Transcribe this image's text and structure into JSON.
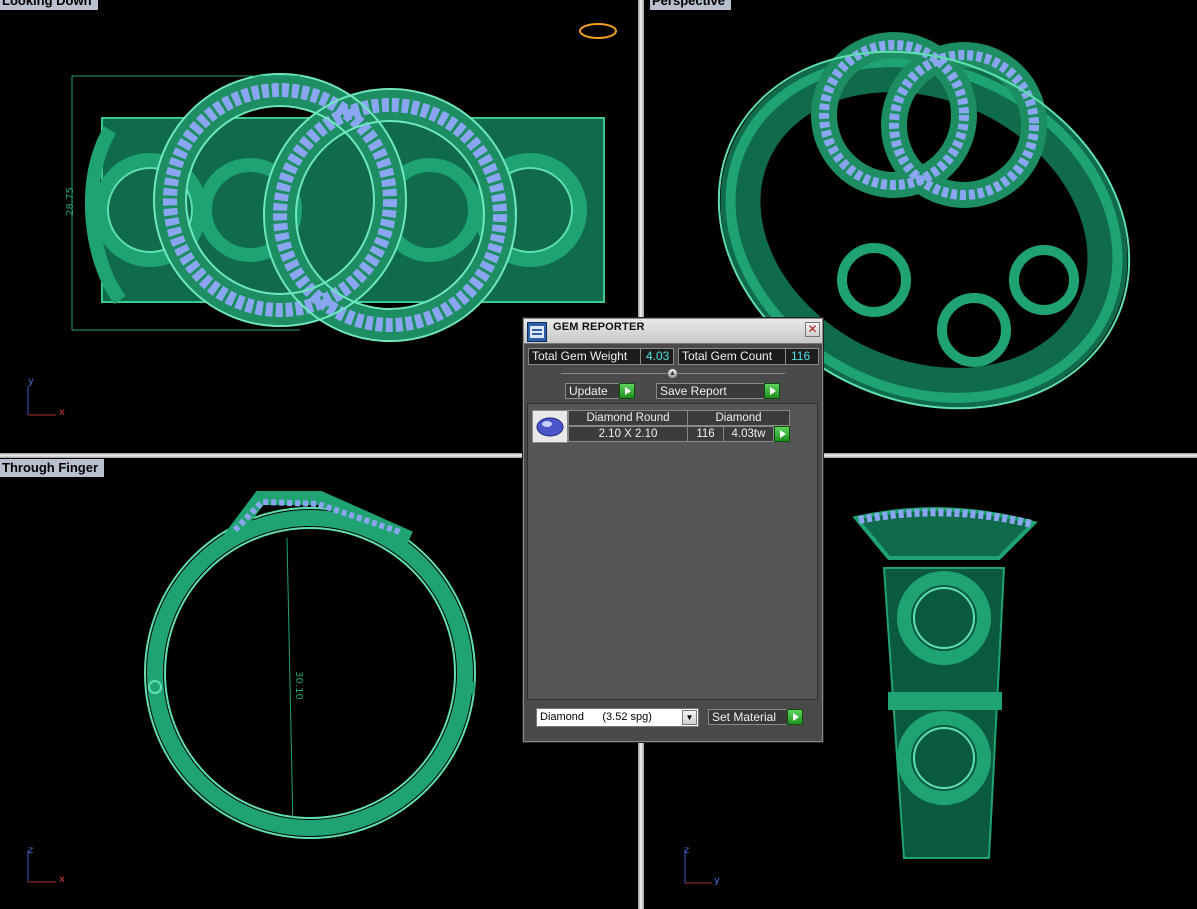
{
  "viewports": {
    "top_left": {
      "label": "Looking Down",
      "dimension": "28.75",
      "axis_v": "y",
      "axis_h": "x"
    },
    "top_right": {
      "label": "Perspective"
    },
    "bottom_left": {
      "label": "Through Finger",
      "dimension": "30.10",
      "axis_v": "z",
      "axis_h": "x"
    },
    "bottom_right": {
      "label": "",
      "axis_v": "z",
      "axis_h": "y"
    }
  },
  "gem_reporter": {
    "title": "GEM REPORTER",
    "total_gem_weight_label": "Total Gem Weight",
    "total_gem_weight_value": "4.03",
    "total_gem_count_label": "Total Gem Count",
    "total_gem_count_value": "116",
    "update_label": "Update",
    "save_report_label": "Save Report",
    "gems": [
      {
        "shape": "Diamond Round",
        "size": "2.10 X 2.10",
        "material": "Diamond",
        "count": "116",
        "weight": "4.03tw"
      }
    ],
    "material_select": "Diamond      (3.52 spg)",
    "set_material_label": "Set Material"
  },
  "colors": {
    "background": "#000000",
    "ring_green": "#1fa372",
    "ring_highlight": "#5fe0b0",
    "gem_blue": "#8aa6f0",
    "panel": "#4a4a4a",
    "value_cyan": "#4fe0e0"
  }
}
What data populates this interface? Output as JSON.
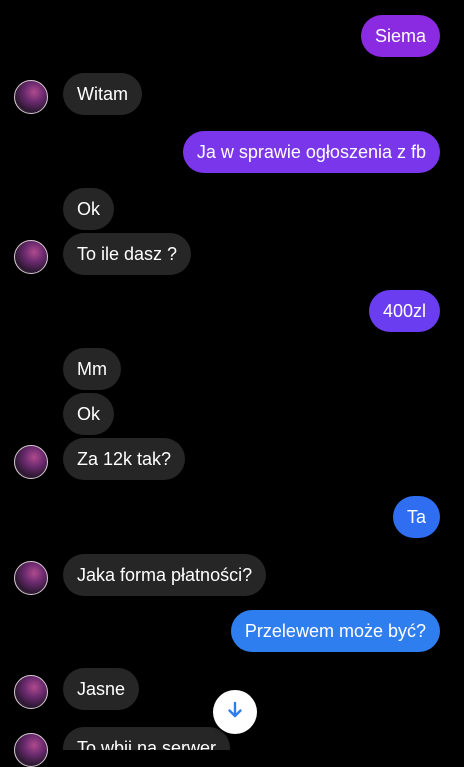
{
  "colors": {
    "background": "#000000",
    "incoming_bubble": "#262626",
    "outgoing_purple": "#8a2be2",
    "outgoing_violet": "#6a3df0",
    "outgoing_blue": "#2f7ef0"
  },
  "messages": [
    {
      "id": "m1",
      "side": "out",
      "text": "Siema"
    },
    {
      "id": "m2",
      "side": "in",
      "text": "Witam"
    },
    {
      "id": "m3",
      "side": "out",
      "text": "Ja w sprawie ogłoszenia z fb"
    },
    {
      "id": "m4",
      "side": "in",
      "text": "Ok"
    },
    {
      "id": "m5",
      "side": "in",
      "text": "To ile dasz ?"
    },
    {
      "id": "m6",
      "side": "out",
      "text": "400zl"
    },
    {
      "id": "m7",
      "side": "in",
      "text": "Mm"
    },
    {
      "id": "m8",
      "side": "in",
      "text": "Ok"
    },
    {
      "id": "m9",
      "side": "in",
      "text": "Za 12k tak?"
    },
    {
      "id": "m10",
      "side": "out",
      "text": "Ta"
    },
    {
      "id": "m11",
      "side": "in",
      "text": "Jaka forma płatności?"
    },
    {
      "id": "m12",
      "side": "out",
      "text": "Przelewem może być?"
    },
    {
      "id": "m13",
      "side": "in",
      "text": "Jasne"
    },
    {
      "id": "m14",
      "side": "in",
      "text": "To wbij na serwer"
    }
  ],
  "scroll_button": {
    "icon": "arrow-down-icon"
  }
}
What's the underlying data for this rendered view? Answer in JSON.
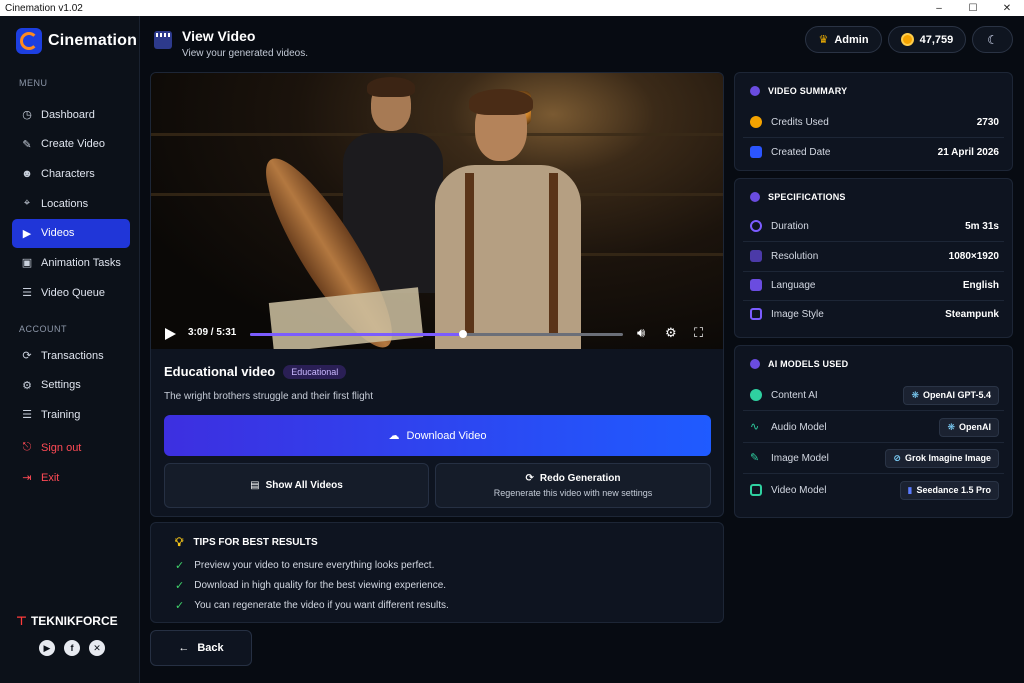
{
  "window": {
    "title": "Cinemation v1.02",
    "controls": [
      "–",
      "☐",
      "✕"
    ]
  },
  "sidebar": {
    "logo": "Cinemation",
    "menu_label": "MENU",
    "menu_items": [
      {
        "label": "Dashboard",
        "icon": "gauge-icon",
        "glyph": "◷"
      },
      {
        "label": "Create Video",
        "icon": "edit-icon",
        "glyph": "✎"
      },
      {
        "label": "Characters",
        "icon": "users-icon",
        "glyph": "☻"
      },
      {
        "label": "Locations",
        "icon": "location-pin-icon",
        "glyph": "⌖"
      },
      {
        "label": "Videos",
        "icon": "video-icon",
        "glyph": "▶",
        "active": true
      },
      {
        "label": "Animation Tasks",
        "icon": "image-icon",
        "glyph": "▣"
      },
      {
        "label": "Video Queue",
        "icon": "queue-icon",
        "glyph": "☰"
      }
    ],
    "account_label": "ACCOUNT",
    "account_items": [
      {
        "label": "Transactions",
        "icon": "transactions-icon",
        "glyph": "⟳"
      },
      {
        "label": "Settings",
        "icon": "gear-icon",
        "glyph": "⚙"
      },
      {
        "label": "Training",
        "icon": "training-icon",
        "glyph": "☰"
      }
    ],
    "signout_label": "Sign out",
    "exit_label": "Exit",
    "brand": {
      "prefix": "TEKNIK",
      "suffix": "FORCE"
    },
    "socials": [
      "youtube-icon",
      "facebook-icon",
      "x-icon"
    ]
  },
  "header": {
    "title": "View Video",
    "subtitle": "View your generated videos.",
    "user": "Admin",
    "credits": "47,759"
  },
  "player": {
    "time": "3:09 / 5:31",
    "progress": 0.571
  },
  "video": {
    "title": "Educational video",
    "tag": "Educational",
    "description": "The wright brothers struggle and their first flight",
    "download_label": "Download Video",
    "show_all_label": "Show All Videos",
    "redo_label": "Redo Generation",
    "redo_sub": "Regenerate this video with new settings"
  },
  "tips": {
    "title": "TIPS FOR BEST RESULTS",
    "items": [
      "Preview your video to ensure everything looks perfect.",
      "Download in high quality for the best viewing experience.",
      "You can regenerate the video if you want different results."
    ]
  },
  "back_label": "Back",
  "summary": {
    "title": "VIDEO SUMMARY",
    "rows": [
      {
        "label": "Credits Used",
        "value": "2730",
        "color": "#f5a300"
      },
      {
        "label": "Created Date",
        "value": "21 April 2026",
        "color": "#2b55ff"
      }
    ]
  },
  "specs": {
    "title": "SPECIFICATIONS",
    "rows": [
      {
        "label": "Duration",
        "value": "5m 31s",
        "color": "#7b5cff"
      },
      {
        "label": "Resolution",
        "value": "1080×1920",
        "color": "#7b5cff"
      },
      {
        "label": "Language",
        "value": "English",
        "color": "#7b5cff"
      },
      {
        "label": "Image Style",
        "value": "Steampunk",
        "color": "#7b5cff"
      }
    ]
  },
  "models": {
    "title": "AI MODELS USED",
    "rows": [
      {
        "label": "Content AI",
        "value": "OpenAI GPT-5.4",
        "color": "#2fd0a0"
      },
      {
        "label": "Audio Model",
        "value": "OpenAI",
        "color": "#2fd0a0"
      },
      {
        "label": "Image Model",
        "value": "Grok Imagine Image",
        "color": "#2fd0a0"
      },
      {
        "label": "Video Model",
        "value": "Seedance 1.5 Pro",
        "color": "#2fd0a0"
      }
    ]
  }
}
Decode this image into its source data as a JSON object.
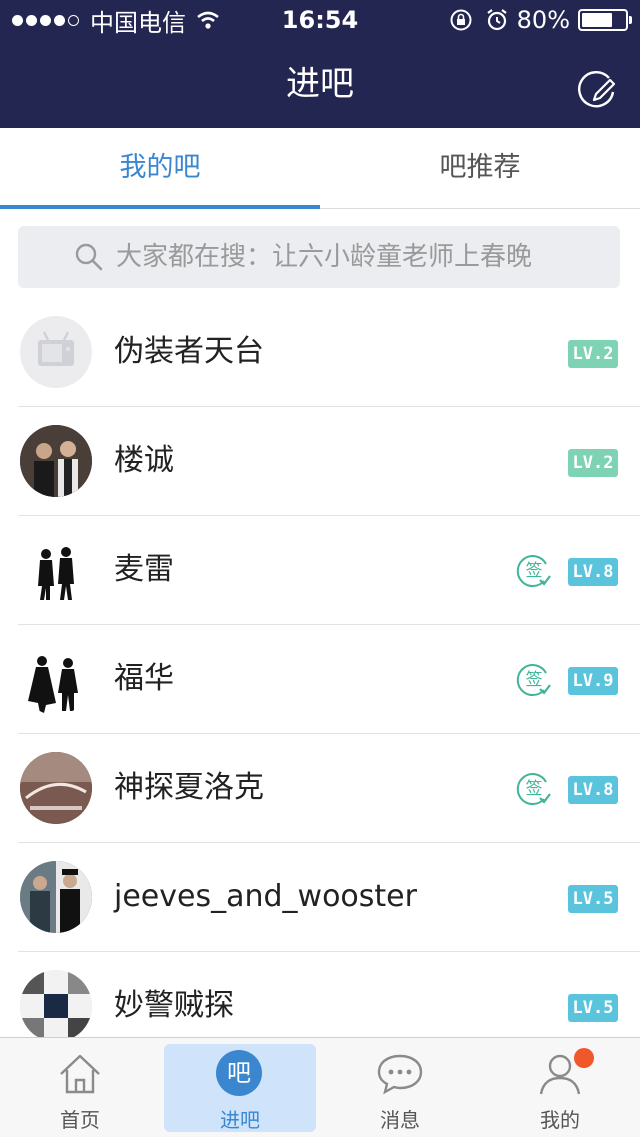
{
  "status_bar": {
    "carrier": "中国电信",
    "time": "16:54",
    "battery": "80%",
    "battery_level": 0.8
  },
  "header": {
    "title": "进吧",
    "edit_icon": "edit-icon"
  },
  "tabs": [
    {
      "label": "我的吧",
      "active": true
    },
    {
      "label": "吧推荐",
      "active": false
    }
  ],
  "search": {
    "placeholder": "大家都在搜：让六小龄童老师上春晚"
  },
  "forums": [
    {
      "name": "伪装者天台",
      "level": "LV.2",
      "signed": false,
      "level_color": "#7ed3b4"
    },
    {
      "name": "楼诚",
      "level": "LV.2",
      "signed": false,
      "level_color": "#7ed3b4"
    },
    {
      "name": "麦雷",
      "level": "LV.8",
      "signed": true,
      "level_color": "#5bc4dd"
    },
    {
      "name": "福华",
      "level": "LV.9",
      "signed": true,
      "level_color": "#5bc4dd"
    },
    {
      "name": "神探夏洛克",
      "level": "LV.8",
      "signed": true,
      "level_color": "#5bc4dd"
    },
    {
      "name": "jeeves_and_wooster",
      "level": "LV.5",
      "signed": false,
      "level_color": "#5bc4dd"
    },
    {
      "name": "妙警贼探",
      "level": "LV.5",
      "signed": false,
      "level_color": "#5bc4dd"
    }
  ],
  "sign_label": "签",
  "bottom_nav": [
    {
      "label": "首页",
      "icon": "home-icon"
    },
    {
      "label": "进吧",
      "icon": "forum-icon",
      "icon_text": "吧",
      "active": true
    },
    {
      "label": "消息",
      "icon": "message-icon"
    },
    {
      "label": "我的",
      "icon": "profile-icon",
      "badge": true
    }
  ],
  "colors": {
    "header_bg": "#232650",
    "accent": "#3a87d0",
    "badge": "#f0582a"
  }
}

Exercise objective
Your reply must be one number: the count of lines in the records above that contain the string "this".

Response
5